* **Exercise brief**: Search each line below for "group", then return the lines where it appears.

* **Interface dataset entries**:
-- Opening Marker --
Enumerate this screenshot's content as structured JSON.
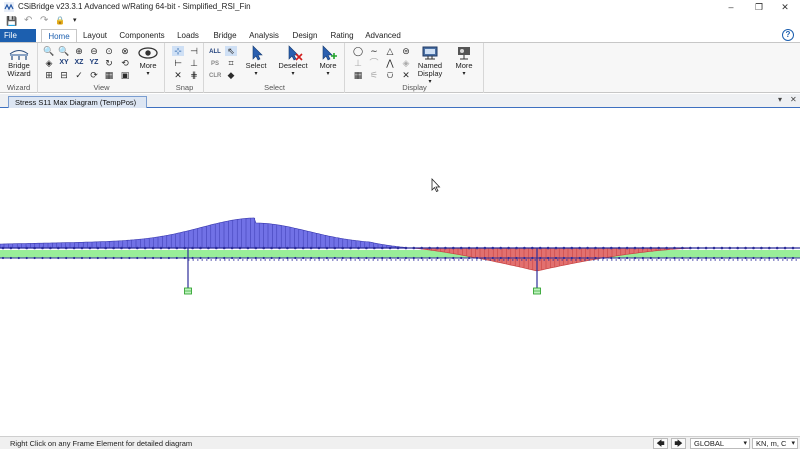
{
  "window": {
    "title": "CSiBridge v23.3.1 Advanced w/Rating 64-bit - Simplified_RSI_Fin",
    "minimize": "–",
    "restore": "❐",
    "close": "✕"
  },
  "quick_access": {
    "save": "💾",
    "undo": "↶",
    "redo": "↷",
    "lock": "🔒",
    "more": "▾"
  },
  "ribbon_tabs": {
    "file": "File",
    "items": [
      "Home",
      "Layout",
      "Components",
      "Loads",
      "Bridge",
      "Analysis",
      "Design",
      "Rating",
      "Advanced"
    ],
    "active": "Home",
    "help": "?"
  },
  "ribbon": {
    "bridge_wizard": {
      "label": "Bridge Wizard",
      "group": "Wizard"
    },
    "view": {
      "group": "View",
      "xy": "XY",
      "xz": "XZ",
      "yz": "YZ",
      "more": "More"
    },
    "snap": {
      "group": "Snap"
    },
    "select": {
      "group": "Select",
      "all": "ALL",
      "ps": "PS",
      "clr": "CLR",
      "select": "Select",
      "deselect": "Deselect",
      "more": "More"
    },
    "display": {
      "group": "Display",
      "named_display": "Named Display",
      "more": "More"
    }
  },
  "document": {
    "tab_title": "Stress S11 Max Diagram (TempPos)",
    "dropdown": "▾",
    "close": "✕"
  },
  "colors": {
    "positive": "#7171e6",
    "negative": "#e2706f",
    "deck": "#99ee99",
    "frame": "#2d2d9a",
    "file_tab": "#1c5faf"
  },
  "status": {
    "message": "Right Click on any Frame Element for detailed diagram",
    "nav_left": "🡄",
    "nav_right": "🡆",
    "coord_system": "GLOBAL",
    "units": "KN, m, C"
  }
}
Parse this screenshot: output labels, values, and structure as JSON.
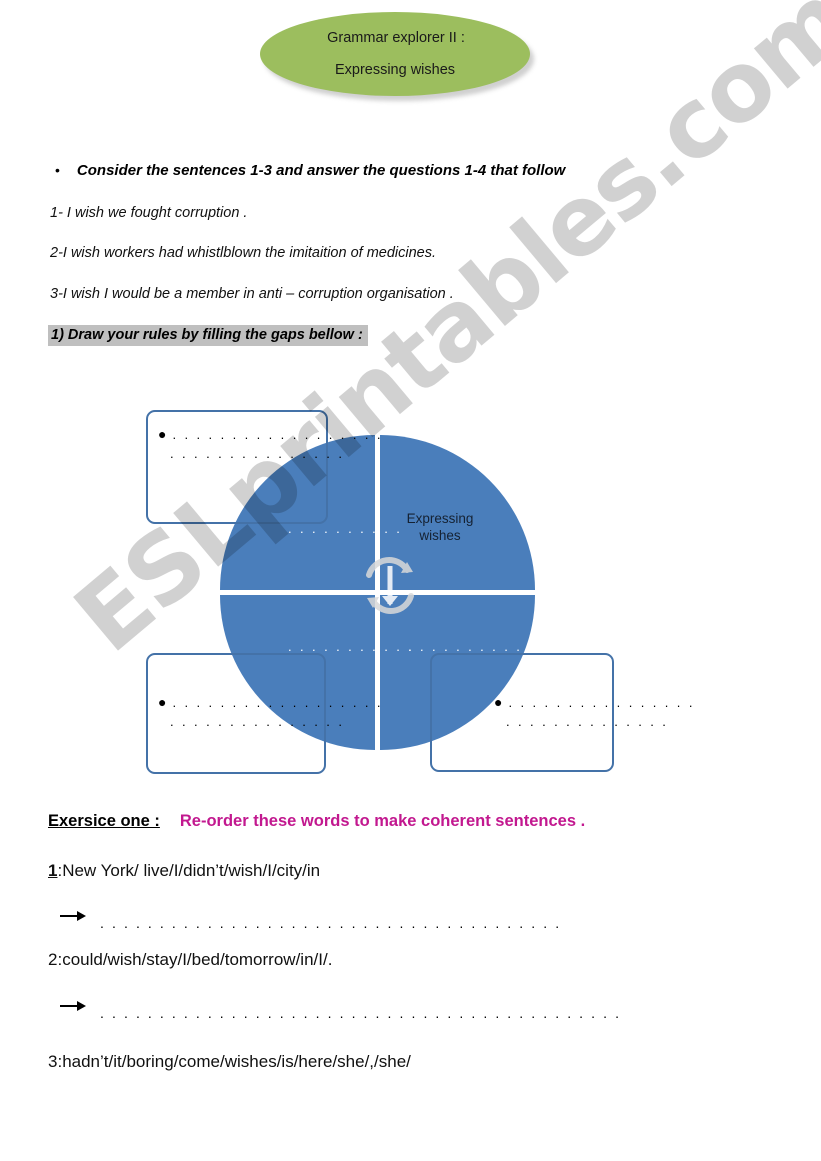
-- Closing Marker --
* **Solution below**:
      "group": "Wizard"
      "group": "View",
      "group": "Snap"
      "group": "Select",
      "group": "Display",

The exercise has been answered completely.